External validation and sub-cohort analysis of stochastic forecasting models in NICU cohorts
Hyperglycaemia is a prevalent complication in the neonatal intensive care unit (NICU) and is associated with worsened outcomes. It occurs as a result of prematurity, under developed endogenous glucose regulatory systems and clinical stress. The stochastic targeting (STAR) framework provides patient-specific, model-based glycaemic control with a clinically proven level of confidence on the outcome of treatment interventions, thus directly managing the risk of hypo- and hyper- glycaemia. However, stochastic models that are over conservative can limit control performance. Retrospective clinical data from 61 episodes (25 retrospective and 36 from a prospective blood glucose control study) of insulin therapy in very-low birth weight (VLBW) and extremely-low birth weight (ELBW) neonates are used to create a new stochastic model of model-based insulin sensitivity (SI [L/mU/min]). Sub-cohort models based on gestational age (GA) and birth weight (BW) are also created.

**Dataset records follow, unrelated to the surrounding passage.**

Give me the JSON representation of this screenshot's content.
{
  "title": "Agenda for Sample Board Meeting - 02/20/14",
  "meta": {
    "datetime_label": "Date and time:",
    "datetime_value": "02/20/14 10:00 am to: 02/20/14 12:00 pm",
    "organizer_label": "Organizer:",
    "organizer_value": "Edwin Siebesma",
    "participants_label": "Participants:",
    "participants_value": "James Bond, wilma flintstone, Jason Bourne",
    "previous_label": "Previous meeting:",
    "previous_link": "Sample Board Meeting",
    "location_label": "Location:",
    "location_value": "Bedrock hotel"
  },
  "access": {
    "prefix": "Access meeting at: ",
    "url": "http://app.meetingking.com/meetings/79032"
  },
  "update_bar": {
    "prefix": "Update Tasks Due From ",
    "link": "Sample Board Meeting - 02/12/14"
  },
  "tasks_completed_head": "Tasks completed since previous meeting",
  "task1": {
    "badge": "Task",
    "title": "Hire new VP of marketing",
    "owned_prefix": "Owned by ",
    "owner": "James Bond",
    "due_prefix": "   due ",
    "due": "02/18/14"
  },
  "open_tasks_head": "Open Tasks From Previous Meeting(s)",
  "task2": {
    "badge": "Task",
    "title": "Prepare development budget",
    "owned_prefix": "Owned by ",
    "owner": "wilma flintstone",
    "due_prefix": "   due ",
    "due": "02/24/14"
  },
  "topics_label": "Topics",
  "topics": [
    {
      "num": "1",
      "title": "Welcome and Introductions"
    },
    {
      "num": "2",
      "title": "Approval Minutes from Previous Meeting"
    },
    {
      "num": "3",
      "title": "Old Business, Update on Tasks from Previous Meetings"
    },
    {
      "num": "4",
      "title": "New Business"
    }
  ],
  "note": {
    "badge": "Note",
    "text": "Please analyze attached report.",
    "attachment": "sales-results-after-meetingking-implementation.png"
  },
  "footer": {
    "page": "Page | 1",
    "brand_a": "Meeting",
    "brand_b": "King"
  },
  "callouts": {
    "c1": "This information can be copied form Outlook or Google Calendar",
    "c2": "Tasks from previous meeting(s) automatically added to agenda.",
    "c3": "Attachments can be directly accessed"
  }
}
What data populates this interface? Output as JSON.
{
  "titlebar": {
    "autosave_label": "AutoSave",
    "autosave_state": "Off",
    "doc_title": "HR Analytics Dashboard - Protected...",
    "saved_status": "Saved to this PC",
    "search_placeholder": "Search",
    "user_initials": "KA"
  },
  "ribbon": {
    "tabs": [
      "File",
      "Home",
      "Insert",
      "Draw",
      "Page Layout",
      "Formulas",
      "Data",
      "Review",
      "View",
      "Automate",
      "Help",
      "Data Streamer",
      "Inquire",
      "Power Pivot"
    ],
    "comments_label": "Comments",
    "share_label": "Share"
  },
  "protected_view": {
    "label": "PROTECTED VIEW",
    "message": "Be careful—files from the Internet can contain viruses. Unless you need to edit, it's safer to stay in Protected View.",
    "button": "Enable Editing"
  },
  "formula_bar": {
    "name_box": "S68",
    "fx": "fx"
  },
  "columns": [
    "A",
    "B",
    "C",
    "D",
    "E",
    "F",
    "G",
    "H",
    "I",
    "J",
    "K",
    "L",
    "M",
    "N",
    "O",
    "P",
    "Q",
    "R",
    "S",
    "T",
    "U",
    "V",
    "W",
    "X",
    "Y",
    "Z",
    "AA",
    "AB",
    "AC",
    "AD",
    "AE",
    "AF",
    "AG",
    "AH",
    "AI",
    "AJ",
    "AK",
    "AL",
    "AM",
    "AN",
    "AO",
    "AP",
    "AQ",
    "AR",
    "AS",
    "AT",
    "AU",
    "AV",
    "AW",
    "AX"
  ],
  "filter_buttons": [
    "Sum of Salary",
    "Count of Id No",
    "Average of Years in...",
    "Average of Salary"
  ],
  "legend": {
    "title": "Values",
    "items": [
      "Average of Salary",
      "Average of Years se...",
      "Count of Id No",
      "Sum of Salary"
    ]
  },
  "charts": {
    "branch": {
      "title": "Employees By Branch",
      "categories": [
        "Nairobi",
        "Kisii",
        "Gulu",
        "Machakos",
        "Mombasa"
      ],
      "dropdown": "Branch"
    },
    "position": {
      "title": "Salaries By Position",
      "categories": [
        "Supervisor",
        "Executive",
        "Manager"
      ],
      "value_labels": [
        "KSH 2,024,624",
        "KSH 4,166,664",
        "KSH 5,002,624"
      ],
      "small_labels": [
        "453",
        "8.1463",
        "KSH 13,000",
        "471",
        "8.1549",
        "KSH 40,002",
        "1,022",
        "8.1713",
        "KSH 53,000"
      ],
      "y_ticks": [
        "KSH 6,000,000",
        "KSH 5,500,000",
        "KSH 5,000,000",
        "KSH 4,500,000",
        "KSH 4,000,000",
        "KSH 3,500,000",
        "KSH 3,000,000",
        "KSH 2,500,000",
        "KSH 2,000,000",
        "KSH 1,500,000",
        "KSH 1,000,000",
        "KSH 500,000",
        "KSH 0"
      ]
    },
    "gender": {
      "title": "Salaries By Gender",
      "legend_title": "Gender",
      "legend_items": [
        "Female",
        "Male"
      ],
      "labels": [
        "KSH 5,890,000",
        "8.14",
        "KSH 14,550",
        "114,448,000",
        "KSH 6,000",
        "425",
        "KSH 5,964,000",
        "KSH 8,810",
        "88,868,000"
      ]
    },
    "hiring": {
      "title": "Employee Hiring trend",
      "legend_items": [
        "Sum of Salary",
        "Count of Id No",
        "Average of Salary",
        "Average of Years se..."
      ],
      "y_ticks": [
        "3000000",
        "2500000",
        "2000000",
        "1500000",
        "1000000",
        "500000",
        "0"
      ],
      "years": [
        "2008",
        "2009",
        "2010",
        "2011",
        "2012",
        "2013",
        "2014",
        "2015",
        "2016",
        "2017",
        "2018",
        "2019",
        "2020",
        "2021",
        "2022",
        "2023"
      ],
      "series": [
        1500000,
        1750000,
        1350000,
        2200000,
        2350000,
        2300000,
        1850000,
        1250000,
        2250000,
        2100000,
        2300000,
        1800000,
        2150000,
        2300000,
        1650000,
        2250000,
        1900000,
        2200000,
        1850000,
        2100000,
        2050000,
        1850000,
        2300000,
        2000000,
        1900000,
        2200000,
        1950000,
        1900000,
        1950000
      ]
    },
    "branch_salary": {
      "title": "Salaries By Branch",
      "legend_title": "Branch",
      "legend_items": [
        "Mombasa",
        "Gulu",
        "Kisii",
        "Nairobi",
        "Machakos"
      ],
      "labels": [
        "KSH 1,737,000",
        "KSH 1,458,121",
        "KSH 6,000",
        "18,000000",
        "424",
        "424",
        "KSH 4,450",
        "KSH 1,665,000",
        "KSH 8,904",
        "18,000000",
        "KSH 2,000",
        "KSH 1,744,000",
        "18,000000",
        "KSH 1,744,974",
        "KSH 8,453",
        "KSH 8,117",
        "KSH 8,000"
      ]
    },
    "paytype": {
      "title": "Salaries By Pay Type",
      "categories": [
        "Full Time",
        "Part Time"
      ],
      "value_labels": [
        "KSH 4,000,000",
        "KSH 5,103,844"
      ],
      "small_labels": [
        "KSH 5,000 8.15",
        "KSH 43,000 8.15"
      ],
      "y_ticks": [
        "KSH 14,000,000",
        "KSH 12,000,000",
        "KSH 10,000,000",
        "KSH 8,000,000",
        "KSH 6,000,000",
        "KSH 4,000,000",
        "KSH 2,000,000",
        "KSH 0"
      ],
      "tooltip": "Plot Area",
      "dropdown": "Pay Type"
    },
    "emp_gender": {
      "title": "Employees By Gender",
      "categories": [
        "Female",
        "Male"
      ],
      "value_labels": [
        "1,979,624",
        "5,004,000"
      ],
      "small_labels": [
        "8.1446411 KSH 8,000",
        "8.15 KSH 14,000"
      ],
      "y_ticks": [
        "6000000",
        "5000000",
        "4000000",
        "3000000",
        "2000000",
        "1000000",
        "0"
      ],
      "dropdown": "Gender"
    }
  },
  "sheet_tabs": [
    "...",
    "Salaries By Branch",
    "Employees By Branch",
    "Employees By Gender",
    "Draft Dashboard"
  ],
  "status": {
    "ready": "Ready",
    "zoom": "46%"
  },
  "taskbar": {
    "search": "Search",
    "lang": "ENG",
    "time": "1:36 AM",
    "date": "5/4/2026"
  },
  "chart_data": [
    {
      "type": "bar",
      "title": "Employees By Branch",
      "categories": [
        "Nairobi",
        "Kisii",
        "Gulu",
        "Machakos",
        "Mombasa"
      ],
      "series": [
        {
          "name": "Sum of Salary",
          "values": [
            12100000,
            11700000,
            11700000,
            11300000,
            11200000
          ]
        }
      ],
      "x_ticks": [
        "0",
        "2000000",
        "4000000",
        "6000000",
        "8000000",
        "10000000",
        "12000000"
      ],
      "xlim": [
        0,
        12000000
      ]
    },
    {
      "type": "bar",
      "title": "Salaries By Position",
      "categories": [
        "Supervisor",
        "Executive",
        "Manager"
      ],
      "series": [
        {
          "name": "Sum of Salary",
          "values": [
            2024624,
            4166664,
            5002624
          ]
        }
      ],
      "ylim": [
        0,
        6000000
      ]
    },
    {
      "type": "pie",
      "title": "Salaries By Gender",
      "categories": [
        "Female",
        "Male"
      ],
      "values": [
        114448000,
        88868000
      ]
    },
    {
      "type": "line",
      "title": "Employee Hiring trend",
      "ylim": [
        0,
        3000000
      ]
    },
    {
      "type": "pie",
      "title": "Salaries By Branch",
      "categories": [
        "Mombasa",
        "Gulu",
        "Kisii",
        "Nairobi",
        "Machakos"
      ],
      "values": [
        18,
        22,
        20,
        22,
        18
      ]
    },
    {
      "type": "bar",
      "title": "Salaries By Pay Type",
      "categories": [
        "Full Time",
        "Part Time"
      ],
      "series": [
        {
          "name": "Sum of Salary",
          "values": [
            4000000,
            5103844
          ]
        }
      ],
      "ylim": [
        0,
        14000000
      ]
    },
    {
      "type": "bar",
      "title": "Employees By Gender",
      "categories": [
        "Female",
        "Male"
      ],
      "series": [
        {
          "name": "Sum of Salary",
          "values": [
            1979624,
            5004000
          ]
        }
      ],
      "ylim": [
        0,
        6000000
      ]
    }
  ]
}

Performance is assessed by the percentage of patients who have 90% of actual intra-patient variability in SI captured by the 90% confidence bands of the cohort based (inter-patient) stochastic variability model created. This assessment measures per-patient accuracy for any given cohort model. Per-patient coverage trends were very similar between prospective and retrospective cohorts, providing a measure of external validation of cohort similarity. Per-patient coverage was improved though the use of BW and GA dependent stochastic models, which ensures that the stochastic models more accurately capture both inter- and intra- patient variability. Stochastic models based on insulin sensitivities during insulin treatment periods are tighter and give better and safer glycaemic control. More patient specific methods, particularly in the modeling of endogenous insulin and glucose production, will be required to further improve forecasting and glycaemic control.